For a long time, Colombia’s favorite musical hip music coach Shakira was in a relationship with Gerad Pique, a footballer for FC Barcelona.
According to Spanish tax authorities, from 2012 until 2014, Shakira met the definition of a Spanish tax resident through the physical presence test. If you’re not familiar, this rule states that if you spend 183 days or more in a country over a calendar year, you become a resident of that place for tax purposes.
That means this country is your new home and has the first right to tax you on any income per the local laws. Spain, like many countries, practices what’s called “resident-based taxation” and will ask its residents to report and potentially pay tax on their worldwide income.
For someone like Shakira who has multiple global income streams, the consequences could be significant. Right now, Spanish prosecutors are claiming that she owes 14.5 million EUR in taxes with a 24 million EUR fine on top of it.
Additionally, they are asking a court to sentence her to over 8 years in prison if a judge determines she was a resident “remote worker” (i.e. selling music and other merchandise online) and not just a non-resident “nomad” as she claims.
Now, Shakira might not be your typical digital nomad, but her case raises a valid point: why would someone who wants to be nomadic ever want to take on the liability of becoming a tax resident in multiple countries?
The answer is that they probably don’t. Yet, most governments aren’t quite there with their understanding of this demographic they want to tap. (it’s also worth pointing out that EU citizens don’t even need a visa to live and work remotely within the bloc).
Perhaps they could follow other avenues to bring remote and foreign workers.
Citibank opens up an office in Malaga for remote workers
For example, financial services giant Citibank just opened an office in the southern Spanish city of Malaga, specifically for employees wanting to go remote.
The bank learned that many of its talented junior employees were jumping ship to go to tech firms that enabled them to work from anywhere. Not wanting to lose valuable skilled workers, the firm decided to open a “remote” office in the beachfront city.
The plan is to attract not only Spanish workers but also enable those wanting to live and work in Spain full time for the bank to do so legally. To that, over 3,000 people applied for the 30 initial spots, with the majority being young and from a wide swath of countries.

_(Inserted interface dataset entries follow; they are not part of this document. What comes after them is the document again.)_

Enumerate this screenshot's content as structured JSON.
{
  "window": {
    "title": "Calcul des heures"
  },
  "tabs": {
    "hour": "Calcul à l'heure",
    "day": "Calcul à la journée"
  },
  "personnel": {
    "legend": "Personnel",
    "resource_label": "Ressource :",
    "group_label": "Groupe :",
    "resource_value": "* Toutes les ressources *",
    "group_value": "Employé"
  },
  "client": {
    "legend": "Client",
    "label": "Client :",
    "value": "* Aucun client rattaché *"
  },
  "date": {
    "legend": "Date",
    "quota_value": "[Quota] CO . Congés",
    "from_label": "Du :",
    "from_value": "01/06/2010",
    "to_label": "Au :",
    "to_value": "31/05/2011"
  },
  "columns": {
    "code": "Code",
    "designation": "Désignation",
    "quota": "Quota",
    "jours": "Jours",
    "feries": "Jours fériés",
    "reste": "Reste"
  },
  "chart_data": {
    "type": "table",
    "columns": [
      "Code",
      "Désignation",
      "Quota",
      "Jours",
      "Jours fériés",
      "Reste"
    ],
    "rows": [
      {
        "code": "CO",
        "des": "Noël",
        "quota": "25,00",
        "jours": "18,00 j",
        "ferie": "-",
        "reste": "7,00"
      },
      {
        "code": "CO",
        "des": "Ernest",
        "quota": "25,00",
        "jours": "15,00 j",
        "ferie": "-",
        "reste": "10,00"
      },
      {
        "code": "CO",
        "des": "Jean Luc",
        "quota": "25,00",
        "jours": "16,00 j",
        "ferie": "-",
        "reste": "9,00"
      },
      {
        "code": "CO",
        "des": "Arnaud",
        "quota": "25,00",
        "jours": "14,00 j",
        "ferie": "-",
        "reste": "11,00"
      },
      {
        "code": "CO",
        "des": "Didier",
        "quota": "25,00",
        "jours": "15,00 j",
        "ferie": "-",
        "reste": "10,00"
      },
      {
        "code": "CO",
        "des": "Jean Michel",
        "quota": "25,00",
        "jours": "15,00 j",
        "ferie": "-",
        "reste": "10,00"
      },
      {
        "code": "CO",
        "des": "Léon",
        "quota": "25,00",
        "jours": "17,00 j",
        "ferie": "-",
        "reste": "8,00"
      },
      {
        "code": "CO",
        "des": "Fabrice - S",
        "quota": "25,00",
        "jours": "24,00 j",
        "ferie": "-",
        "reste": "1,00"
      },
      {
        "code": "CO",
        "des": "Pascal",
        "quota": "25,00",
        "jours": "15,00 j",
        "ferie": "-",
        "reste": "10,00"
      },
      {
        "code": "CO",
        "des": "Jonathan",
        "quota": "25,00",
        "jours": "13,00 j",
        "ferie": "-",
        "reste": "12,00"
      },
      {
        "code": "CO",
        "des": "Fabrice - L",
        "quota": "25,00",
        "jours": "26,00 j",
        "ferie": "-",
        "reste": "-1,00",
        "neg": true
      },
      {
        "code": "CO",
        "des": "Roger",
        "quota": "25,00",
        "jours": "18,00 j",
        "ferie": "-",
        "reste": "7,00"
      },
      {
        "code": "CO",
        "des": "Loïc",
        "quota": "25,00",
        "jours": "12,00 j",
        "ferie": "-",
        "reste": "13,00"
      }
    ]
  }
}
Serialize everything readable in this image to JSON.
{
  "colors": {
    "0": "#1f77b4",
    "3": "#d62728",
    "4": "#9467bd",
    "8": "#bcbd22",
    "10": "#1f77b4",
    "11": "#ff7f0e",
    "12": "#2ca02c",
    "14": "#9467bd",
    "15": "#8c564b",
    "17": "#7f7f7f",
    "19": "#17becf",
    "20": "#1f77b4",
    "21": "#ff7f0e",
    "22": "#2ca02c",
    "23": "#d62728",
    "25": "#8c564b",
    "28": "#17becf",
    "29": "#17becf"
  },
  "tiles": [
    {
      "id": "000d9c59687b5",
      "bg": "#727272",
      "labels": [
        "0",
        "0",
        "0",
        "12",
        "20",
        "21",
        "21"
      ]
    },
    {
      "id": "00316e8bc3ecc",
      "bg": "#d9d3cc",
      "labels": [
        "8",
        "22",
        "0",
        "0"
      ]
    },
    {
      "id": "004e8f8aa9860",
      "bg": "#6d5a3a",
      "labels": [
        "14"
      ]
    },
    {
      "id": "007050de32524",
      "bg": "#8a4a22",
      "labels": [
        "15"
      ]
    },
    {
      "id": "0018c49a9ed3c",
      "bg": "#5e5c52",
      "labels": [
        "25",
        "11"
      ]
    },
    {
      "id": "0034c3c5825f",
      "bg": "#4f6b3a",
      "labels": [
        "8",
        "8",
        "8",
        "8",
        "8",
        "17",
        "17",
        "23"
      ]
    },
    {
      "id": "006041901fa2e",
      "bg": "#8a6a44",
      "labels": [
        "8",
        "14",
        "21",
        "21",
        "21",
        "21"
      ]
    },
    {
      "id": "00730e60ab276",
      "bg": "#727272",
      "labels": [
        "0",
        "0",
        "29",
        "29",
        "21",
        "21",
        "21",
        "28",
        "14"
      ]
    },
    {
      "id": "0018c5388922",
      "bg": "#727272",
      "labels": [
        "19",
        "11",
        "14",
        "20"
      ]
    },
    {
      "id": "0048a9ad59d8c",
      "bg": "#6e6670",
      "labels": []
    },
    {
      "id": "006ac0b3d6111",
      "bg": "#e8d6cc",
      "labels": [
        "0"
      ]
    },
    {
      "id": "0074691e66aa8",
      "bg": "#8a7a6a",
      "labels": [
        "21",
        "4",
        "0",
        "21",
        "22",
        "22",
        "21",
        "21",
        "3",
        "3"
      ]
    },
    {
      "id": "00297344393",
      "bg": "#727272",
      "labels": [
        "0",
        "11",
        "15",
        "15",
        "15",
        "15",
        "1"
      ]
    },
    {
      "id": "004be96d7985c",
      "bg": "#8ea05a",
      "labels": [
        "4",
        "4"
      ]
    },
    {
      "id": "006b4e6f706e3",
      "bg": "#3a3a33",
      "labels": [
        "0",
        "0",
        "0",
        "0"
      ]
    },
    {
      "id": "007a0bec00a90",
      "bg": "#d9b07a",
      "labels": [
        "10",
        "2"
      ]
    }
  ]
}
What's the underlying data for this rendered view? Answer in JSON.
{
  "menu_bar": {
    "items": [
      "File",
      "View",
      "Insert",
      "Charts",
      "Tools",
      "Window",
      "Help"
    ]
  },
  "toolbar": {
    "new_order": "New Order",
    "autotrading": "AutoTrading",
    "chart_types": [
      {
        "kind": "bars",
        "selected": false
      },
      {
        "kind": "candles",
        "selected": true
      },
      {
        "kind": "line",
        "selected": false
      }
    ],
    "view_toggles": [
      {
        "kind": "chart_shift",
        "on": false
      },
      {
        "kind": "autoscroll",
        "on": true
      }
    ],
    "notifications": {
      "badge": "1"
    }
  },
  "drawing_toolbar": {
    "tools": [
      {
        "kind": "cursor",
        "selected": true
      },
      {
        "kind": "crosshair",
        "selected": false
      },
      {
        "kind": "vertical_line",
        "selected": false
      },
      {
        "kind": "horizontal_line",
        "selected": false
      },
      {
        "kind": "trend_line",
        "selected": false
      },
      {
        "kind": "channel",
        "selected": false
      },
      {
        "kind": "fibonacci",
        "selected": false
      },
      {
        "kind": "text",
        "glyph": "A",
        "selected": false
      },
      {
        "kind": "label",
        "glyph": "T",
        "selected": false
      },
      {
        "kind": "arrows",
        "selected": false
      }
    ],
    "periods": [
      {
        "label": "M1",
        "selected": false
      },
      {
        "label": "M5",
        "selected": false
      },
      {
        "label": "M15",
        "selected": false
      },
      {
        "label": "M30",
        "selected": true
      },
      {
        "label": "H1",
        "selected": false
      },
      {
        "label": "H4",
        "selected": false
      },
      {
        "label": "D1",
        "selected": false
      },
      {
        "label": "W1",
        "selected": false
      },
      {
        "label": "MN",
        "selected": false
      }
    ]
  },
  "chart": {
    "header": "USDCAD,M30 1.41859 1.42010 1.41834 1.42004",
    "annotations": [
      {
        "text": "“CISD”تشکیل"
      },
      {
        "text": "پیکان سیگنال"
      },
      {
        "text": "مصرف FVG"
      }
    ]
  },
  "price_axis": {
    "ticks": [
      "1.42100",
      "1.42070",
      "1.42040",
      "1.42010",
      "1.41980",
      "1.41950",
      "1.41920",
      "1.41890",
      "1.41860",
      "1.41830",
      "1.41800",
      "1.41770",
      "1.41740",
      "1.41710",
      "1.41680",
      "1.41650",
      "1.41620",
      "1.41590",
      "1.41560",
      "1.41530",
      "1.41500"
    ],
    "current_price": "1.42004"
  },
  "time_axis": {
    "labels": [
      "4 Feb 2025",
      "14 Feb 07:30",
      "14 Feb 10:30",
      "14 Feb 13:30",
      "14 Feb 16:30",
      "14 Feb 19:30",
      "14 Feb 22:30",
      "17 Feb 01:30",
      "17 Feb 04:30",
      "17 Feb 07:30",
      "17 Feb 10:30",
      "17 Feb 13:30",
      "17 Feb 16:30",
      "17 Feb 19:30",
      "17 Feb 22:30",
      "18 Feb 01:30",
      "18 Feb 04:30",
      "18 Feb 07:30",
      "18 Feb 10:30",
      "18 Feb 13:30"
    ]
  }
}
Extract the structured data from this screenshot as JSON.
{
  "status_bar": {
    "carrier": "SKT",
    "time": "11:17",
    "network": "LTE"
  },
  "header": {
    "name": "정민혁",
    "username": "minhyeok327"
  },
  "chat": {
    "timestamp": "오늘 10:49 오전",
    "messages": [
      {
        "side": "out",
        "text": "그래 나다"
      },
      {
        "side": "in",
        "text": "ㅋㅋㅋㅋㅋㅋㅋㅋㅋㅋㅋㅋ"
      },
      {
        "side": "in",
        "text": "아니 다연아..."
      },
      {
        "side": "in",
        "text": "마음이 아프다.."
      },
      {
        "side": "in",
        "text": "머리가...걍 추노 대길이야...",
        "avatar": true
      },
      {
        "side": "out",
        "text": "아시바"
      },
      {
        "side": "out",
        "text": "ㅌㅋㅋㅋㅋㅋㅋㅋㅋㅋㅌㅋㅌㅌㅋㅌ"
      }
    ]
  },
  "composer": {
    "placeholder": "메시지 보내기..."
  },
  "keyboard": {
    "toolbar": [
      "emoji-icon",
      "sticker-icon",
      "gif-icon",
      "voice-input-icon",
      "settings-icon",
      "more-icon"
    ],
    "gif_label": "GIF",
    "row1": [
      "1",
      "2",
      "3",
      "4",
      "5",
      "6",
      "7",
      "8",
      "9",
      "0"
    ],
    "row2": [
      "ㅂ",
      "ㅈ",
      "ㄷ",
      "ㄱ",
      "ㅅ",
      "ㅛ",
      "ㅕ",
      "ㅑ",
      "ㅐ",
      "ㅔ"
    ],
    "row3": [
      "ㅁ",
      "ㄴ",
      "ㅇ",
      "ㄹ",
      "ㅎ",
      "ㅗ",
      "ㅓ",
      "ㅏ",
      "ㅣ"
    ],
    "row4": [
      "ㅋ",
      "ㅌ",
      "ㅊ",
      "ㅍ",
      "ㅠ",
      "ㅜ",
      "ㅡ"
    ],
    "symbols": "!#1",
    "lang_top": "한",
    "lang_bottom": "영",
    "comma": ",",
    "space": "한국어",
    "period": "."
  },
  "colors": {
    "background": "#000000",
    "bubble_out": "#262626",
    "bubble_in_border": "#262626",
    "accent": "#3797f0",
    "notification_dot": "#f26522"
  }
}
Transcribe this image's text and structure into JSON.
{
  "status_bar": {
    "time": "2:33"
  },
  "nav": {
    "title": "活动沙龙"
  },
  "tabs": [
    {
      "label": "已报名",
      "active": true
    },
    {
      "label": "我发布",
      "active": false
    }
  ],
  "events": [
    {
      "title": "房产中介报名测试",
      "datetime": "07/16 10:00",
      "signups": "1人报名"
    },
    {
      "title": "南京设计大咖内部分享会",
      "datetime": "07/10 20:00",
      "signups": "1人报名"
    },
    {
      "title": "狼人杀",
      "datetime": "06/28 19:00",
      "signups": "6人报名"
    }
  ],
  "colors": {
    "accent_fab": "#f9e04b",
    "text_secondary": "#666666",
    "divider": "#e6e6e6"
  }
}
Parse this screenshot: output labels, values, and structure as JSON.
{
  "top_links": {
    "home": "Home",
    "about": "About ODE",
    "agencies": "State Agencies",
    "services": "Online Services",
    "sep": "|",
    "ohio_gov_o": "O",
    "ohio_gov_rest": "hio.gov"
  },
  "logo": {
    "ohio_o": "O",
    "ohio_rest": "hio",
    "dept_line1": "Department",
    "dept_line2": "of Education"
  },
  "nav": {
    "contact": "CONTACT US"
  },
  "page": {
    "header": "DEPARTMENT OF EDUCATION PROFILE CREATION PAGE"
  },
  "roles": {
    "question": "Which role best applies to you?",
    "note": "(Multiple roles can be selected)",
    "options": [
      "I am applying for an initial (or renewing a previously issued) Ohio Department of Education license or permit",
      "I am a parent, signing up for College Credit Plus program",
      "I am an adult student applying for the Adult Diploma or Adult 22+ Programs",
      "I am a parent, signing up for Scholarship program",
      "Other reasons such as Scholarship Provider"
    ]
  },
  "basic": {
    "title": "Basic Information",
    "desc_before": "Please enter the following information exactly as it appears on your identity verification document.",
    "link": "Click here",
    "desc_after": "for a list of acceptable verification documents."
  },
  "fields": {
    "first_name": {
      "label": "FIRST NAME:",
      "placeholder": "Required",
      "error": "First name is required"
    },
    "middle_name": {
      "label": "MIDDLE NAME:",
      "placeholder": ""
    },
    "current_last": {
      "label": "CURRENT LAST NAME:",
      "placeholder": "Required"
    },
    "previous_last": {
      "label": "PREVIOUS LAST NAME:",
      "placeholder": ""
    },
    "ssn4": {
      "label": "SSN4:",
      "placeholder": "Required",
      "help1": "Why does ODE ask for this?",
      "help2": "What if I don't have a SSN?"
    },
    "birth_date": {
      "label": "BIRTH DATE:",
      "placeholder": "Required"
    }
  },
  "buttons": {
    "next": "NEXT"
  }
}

The pay is a bit lower –reflecting the difference between Spanish and London salaries — but the workload is lighter and, as anyone here in Spain can tell you, comes with the benefit of great food and weather.
Perhaps the Citibank model is the way to the future. Their workers not only get a chance to go remote, but do so through a more transparent tax process. Perhaps governments could focus on attracting these firms while building out nomad community experience instead of issuing flashy but meaningless visas.
Either way, whether you’re a nomad, international remote worker, or person living abroad, understanding where you are as a tax resident will make it much easier to build your wealth, regardless of where you call home.